→ REQUIREMENT
From the entries below, list each line with "assist".

→ GIVEN DATA
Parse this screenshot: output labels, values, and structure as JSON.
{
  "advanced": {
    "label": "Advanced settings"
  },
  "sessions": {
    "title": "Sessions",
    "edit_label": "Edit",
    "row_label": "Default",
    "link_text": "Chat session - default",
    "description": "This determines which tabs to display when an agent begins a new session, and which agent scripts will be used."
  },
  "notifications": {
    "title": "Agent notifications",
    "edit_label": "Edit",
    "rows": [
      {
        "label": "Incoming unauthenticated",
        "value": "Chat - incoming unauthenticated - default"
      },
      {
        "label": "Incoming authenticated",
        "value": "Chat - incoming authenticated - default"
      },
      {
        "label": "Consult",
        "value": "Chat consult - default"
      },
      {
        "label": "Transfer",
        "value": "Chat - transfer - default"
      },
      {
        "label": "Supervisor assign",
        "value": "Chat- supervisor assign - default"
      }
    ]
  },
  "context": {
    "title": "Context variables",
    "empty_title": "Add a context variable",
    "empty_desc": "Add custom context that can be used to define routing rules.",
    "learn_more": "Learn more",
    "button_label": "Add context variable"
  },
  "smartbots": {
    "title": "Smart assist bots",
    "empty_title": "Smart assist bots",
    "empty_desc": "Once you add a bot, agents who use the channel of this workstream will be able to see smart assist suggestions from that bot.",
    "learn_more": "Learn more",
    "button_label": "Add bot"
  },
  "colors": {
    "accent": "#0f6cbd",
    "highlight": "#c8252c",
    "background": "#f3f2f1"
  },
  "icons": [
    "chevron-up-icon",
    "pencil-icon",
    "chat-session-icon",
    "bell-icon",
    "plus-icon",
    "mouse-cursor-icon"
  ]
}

→ EXERCISE RESPONSE
    "title": "Smart assist bots",
    "empty_title": "Smart assist bots",
    "empty_desc": "Once you add a bot, agents who use the channel of this workstream will be able to see smart assist suggestions from that bot.",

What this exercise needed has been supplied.